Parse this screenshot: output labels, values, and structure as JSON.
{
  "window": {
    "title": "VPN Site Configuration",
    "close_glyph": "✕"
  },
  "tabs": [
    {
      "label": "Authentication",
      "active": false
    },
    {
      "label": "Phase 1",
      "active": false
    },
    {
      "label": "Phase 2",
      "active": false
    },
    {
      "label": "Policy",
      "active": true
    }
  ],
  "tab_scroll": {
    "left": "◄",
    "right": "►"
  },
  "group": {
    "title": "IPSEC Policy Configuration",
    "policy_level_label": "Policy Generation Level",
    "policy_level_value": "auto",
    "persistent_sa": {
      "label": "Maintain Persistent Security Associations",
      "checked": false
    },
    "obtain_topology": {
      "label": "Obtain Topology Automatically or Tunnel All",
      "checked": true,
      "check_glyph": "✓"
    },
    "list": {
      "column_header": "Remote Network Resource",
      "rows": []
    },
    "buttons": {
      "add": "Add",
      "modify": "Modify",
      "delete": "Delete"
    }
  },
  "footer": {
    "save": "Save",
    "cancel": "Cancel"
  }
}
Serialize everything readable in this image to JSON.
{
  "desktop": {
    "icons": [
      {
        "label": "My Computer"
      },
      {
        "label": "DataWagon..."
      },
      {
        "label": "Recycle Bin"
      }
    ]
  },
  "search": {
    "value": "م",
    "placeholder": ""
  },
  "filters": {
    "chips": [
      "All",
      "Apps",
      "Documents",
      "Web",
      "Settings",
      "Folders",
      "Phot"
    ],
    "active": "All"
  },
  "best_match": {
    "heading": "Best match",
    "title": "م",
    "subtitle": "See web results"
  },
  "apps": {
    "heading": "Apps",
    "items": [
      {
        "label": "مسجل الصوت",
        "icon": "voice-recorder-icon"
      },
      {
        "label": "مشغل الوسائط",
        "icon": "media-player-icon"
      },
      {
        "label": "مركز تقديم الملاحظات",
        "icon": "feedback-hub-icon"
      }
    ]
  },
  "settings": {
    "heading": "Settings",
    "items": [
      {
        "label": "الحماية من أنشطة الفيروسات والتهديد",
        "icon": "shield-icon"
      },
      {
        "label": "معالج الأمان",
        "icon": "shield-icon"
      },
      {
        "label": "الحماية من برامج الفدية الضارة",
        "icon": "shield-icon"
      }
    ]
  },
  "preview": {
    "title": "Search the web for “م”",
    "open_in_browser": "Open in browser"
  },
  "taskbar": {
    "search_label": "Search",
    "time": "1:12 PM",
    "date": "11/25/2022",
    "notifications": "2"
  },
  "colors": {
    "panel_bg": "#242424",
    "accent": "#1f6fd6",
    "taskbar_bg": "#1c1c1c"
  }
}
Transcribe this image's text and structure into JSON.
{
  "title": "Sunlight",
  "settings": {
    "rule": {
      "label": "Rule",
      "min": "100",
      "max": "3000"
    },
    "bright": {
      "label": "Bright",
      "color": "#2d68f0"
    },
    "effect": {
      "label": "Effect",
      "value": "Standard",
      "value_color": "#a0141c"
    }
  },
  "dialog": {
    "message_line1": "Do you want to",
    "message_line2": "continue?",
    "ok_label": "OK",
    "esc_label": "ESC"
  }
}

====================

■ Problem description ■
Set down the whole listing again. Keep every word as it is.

■ Worked solution ■
Parse this screenshot: output labels, values, and structure as JSON.
{
  "window": {
    "title": "VPN Site Configuration",
    "close_glyph": "✕"
  },
  "tabs": [
    {
      "label": "Authentication",
      "active": false
    },
    {
      "label": "Phase 1",
      "active": false
    },
    {
      "label": "Phase 2",
      "active": false
    },
    {
      "label": "Policy",
      "active": true
    }
  ],
  "tab_scroll": {
    "left": "◄",
    "right": "►"
  },
  "group": {
    "title": "IPSEC Policy Configuration",
    "policy_level_label": "Policy Generation Level",
    "policy_level_value": "auto",
    "persistent_sa": {
      "label": "Maintain Persistent Security Associations",
      "checked": false
    },
    "obtain_topology": {
      "label": "Obtain Topology Automatically or Tunnel All",
      "checked": true,
      "check_glyph": "✓"
    },
    "list": {
      "column_header": "Remote Network Resource",
      "rows": []
    },
    "buttons": {
      "add": "Add",
      "modify": "Modify",
      "delete": "Delete"
    }
  },
  "footer": {
    "save": "Save",
    "cancel": "Cancel"
  }
}
Serialize everything readable in this image to JSON.
{
  "desktop": {
    "icons": [
      {
        "label": "My Computer"
      },
      {
        "label": "DataWagon..."
      },
      {
        "label": "Recycle Bin"
      }
    ]
  },
  "search": {
    "value": "م",
    "placeholder": ""
  },
  "filters": {
    "chips": [
      "All",
      "Apps",
      "Documents",
      "Web",
      "Settings",
      "Folders",
      "Phot"
    ],
    "active": "All"
  },
  "best_match": {
    "heading": "Best match",
    "title": "م",
    "subtitle": "See web results"
  },
  "apps": {
    "heading": "Apps",
    "items": [
      {
        "label": "مسجل الصوت",
        "icon": "voice-recorder-icon"
      },
      {
        "label": "مشغل الوسائط",
        "icon": "media-player-icon"
      },
      {
        "label": "مركز تقديم الملاحظات",
        "icon": "feedback-hub-icon"
      }
    ]
  },
  "settings": {
    "heading": "Settings",
    "items": [
      {
        "label": "الحماية من أنشطة الفيروسات والتهديد",
        "icon": "shield-icon"
      },
      {
        "label": "معالج الأمان",
        "icon": "shield-icon"
      },
      {
        "label": "الحماية من برامج الفدية الضارة",
        "icon": "shield-icon"
      }
    ]
  },
  "preview": {
    "title": "Search the web for “م”",
    "open_in_browser": "Open in browser"
  },
  "taskbar": {
    "search_label": "Search",
    "time": "1:12 PM",
    "date": "11/25/2022",
    "notifications": "2"
  },
  "colors": {
    "panel_bg": "#242424",
    "accent": "#1f6fd6",
    "taskbar_bg": "#1c1c1c"
  }
}
Transcribe this image's text and structure into JSON.
{
  "title": "Sunlight",
  "settings": {
    "rule": {
      "label": "Rule",
      "min": "100",
      "max": "3000"
    },
    "bright": {
      "label": "Bright",
      "color": "#2d68f0"
    },
    "effect": {
      "label": "Effect",
      "value": "Standard",
      "value_color": "#a0141c"
    }
  },
  "dialog": {
    "message_line1": "Do you want to",
    "message_line2": "continue?",
    "ok_label": "OK",
    "esc_label": "ESC"
  }
}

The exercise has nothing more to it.